• _Interface dataset entries_:
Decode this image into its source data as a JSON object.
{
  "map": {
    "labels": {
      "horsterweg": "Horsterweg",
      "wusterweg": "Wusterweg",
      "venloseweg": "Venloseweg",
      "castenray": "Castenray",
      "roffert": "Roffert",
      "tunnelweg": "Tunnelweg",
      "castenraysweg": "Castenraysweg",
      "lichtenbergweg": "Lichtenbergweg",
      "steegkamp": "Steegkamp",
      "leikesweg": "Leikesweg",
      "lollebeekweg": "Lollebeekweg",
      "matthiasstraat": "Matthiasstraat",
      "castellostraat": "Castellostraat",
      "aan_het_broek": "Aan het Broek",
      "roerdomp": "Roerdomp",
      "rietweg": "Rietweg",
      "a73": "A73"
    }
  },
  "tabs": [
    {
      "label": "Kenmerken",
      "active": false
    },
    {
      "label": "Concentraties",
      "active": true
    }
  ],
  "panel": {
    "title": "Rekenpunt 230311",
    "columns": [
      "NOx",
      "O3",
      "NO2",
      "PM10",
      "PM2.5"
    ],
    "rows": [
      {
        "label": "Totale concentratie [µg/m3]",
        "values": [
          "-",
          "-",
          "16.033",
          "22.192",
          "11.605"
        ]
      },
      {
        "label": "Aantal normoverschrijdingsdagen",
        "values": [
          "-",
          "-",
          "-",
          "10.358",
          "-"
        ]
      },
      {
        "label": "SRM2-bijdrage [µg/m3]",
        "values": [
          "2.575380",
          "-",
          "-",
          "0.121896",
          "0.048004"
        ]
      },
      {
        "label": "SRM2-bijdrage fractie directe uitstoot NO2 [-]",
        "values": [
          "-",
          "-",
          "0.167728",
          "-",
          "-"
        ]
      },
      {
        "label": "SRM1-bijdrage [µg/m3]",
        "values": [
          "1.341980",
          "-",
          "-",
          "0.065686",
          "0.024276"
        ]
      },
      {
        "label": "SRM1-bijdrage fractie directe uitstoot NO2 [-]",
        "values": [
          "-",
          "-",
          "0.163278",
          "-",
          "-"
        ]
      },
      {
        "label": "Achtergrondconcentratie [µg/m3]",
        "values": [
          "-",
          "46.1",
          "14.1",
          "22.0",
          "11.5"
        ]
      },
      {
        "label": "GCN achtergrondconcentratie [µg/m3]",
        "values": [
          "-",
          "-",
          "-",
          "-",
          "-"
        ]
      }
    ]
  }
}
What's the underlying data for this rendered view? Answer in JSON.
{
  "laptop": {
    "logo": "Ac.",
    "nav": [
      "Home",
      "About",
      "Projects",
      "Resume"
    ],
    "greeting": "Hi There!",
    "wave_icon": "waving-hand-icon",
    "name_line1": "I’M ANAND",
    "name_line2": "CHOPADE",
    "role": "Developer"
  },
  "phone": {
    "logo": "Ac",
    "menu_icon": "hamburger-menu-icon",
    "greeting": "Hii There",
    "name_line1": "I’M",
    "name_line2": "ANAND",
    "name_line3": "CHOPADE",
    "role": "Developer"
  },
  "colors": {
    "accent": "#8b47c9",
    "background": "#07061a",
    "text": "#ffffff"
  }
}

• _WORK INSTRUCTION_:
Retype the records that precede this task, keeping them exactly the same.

• _TASK RESPONSE_:
Decode this image into its source data as a JSON object.
{
  "map": {
    "labels": {
      "horsterweg": "Horsterweg",
      "wusterweg": "Wusterweg",
      "venloseweg": "Venloseweg",
      "castenray": "Castenray",
      "roffert": "Roffert",
      "tunnelweg": "Tunnelweg",
      "castenraysweg": "Castenraysweg",
      "lichtenbergweg": "Lichtenbergweg",
      "steegkamp": "Steegkamp",
      "leikesweg": "Leikesweg",
      "lollebeekweg": "Lollebeekweg",
      "matthiasstraat": "Matthiasstraat",
      "castellostraat": "Castellostraat",
      "aan_het_broek": "Aan het Broek",
      "roerdomp": "Roerdomp",
      "rietweg": "Rietweg",
      "a73": "A73"
    }
  },
  "tabs": [
    {
      "label": "Kenmerken",
      "active": false
    },
    {
      "label": "Concentraties",
      "active": true
    }
  ],
  "panel": {
    "title": "Rekenpunt 230311",
    "columns": [
      "NOx",
      "O3",
      "NO2",
      "PM10",
      "PM2.5"
    ],
    "rows": [
      {
        "label": "Totale concentratie [µg/m3]",
        "values": [
          "-",
          "-",
          "16.033",
          "22.192",
          "11.605"
        ]
      },
      {
        "label": "Aantal normoverschrijdingsdagen",
        "values": [
          "-",
          "-",
          "-",
          "10.358",
          "-"
        ]
      },
      {
        "label": "SRM2-bijdrage [µg/m3]",
        "values": [
          "2.575380",
          "-",
          "-",
          "0.121896",
          "0.048004"
        ]
      },
      {
        "label": "SRM2-bijdrage fractie directe uitstoot NO2 [-]",
        "values": [
          "-",
          "-",
          "0.167728",
          "-",
          "-"
        ]
      },
      {
        "label": "SRM1-bijdrage [µg/m3]",
        "values": [
          "1.341980",
          "-",
          "-",
          "0.065686",
          "0.024276"
        ]
      },
      {
        "label": "SRM1-bijdrage fractie directe uitstoot NO2 [-]",
        "values": [
          "-",
          "-",
          "0.163278",
          "-",
          "-"
        ]
      },
      {
        "label": "Achtergrondconcentratie [µg/m3]",
        "values": [
          "-",
          "46.1",
          "14.1",
          "22.0",
          "11.5"
        ]
      },
      {
        "label": "GCN achtergrondconcentratie [µg/m3]",
        "values": [
          "-",
          "-",
          "-",
          "-",
          "-"
        ]
      }
    ]
  }
}
What's the underlying data for this rendered view? Answer in JSON.
{
  "laptop": {
    "logo": "Ac.",
    "nav": [
      "Home",
      "About",
      "Projects",
      "Resume"
    ],
    "greeting": "Hi There!",
    "wave_icon": "waving-hand-icon",
    "name_line1": "I’M ANAND",
    "name_line2": "CHOPADE",
    "role": "Developer"
  },
  "phone": {
    "logo": "Ac",
    "menu_icon": "hamburger-menu-icon",
    "greeting": "Hii There",
    "name_line1": "I’M",
    "name_line2": "ANAND",
    "name_line3": "CHOPADE",
    "role": "Developer"
  },
  "colors": {
    "accent": "#8b47c9",
    "background": "#07061a",
    "text": "#ffffff"
  }
}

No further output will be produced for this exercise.